Problem description: In the listing below, count each line that contains "JSON". The reply is that count and nothing else.

Content starts

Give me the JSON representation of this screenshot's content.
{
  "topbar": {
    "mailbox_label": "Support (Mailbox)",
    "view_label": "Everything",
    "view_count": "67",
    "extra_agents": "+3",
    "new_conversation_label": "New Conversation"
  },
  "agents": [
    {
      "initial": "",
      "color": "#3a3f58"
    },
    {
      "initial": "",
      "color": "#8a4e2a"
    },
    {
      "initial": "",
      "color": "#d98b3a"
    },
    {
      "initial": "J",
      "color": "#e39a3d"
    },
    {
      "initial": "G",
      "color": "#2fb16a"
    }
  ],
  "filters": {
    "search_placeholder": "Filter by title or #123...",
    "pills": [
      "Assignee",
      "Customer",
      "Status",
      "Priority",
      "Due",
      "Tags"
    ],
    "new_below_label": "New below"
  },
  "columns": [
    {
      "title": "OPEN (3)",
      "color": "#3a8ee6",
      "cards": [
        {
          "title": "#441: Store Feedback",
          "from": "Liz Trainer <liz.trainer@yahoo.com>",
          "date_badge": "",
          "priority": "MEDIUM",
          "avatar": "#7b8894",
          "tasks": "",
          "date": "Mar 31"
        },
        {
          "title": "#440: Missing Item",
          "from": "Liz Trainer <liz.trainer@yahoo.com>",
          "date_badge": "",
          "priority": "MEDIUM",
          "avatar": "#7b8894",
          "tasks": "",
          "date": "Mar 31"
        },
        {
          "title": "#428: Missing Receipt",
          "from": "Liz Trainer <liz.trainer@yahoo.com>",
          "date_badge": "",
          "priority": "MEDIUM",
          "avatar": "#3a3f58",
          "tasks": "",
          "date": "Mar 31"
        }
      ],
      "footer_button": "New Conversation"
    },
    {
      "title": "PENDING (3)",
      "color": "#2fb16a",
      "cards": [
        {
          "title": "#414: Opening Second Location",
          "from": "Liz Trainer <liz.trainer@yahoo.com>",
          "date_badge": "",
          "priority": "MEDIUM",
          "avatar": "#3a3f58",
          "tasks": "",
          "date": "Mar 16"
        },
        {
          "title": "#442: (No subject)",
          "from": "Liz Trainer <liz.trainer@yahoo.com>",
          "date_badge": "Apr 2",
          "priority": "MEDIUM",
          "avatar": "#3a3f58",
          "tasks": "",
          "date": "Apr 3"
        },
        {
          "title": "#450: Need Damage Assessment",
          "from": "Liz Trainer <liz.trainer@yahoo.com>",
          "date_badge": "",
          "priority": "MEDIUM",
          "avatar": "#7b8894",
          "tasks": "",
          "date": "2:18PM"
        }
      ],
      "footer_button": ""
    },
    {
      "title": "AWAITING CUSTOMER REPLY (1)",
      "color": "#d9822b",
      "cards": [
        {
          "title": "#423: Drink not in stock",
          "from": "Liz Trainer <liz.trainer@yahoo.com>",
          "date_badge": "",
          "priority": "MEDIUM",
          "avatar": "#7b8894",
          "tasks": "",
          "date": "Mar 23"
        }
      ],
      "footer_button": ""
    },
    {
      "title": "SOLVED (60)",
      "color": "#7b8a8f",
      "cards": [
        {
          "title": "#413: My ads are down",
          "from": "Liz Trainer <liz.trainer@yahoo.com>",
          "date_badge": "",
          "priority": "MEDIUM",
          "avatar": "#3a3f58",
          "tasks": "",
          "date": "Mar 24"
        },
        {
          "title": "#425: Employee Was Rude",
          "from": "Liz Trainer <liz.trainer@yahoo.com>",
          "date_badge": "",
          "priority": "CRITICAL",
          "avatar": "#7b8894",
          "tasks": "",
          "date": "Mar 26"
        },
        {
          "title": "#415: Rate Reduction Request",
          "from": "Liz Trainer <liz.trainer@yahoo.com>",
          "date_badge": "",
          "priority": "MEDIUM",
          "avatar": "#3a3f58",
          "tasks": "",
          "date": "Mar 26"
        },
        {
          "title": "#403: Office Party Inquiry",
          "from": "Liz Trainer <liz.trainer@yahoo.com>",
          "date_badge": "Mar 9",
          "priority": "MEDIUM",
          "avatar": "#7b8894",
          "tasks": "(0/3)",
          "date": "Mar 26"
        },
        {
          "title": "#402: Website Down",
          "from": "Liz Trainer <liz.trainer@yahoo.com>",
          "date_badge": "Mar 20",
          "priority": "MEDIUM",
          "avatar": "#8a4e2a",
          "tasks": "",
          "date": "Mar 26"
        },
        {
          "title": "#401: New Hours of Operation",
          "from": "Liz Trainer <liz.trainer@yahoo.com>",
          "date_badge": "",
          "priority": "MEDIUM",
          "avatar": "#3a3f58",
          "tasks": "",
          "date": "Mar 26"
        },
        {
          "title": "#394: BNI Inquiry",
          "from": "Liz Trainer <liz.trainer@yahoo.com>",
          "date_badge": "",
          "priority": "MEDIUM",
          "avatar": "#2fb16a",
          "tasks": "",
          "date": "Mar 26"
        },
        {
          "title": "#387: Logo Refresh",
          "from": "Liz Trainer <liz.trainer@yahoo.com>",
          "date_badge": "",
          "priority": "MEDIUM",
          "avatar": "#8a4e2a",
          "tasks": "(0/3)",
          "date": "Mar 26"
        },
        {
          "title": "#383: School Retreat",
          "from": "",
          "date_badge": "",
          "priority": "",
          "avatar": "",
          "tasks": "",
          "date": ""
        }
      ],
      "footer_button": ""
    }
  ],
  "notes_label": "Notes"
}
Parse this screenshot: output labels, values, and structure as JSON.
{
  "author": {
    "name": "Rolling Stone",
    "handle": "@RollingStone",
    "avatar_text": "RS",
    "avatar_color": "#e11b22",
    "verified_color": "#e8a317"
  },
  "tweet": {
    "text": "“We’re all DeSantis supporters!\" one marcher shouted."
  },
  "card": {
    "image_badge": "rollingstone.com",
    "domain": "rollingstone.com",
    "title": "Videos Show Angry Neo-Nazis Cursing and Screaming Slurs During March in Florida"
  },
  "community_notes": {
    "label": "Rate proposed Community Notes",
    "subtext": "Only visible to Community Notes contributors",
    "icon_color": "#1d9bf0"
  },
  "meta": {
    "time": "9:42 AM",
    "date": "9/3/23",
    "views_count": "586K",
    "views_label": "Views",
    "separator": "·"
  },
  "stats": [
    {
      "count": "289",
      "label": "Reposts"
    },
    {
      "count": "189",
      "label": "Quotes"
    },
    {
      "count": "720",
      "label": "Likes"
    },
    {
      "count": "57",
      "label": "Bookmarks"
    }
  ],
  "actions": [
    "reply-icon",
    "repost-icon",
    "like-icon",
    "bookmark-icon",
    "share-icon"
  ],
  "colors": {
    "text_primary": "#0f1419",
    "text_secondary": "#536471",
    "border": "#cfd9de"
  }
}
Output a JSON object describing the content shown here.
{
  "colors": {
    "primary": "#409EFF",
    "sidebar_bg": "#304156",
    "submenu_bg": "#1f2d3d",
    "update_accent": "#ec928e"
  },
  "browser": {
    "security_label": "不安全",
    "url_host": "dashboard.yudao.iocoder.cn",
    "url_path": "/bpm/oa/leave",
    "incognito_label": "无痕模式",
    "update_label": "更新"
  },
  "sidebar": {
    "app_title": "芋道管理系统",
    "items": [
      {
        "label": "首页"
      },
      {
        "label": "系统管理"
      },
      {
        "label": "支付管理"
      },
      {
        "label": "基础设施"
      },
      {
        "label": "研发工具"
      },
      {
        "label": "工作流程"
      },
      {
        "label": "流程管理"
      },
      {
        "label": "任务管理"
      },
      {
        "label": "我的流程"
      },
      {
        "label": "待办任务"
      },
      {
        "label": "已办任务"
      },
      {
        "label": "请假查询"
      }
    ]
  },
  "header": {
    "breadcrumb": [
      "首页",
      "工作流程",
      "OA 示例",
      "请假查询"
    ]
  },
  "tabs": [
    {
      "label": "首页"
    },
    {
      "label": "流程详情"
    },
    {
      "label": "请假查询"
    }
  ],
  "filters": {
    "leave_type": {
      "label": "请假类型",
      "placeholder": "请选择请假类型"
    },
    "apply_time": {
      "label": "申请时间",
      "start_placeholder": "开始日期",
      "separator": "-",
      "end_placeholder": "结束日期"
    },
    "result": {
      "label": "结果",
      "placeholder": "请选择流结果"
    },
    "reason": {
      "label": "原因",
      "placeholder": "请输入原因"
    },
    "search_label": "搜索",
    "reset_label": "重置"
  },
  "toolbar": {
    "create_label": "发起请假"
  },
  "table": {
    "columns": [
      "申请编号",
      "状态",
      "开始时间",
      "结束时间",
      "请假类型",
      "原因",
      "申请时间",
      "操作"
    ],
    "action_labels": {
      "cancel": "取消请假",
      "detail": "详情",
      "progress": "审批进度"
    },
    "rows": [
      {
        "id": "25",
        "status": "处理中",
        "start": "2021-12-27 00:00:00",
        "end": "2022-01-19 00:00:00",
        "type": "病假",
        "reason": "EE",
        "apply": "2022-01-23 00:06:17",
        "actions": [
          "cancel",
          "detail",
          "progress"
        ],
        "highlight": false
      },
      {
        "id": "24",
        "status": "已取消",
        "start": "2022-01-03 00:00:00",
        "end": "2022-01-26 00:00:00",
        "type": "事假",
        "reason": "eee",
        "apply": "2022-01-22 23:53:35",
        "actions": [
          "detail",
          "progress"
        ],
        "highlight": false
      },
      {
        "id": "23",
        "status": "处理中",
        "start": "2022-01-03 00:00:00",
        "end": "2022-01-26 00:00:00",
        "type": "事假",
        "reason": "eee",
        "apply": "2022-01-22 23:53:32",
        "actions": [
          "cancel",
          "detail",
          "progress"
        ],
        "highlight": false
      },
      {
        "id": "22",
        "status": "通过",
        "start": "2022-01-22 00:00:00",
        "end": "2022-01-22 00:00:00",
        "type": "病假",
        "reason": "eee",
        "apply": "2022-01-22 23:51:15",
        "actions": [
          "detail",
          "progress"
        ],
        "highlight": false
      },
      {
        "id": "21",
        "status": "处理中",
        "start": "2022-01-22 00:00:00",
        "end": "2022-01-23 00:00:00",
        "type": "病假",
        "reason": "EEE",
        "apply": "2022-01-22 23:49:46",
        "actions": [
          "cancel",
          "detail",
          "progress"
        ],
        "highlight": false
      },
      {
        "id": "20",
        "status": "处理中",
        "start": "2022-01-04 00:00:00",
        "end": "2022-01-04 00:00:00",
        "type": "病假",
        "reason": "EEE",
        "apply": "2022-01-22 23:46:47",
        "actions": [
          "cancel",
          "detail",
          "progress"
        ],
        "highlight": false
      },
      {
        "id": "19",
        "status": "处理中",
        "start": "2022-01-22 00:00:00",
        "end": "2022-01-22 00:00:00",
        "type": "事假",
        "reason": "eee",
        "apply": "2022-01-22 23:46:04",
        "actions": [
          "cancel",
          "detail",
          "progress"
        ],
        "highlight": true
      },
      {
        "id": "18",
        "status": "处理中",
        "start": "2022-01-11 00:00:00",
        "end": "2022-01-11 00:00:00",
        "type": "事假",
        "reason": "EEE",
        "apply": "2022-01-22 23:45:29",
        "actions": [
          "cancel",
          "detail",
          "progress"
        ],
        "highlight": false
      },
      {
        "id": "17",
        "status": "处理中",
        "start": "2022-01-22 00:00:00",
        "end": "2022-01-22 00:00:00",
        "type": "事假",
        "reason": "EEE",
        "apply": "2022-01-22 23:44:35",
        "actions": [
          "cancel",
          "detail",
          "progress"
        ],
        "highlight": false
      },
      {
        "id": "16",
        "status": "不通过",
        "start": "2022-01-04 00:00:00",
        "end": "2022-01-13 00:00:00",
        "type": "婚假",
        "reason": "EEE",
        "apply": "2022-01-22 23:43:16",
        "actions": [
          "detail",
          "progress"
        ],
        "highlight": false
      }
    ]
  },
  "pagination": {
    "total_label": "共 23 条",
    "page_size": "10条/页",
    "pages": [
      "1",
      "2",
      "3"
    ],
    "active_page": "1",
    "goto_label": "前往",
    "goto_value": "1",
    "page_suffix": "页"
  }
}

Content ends

Response: 3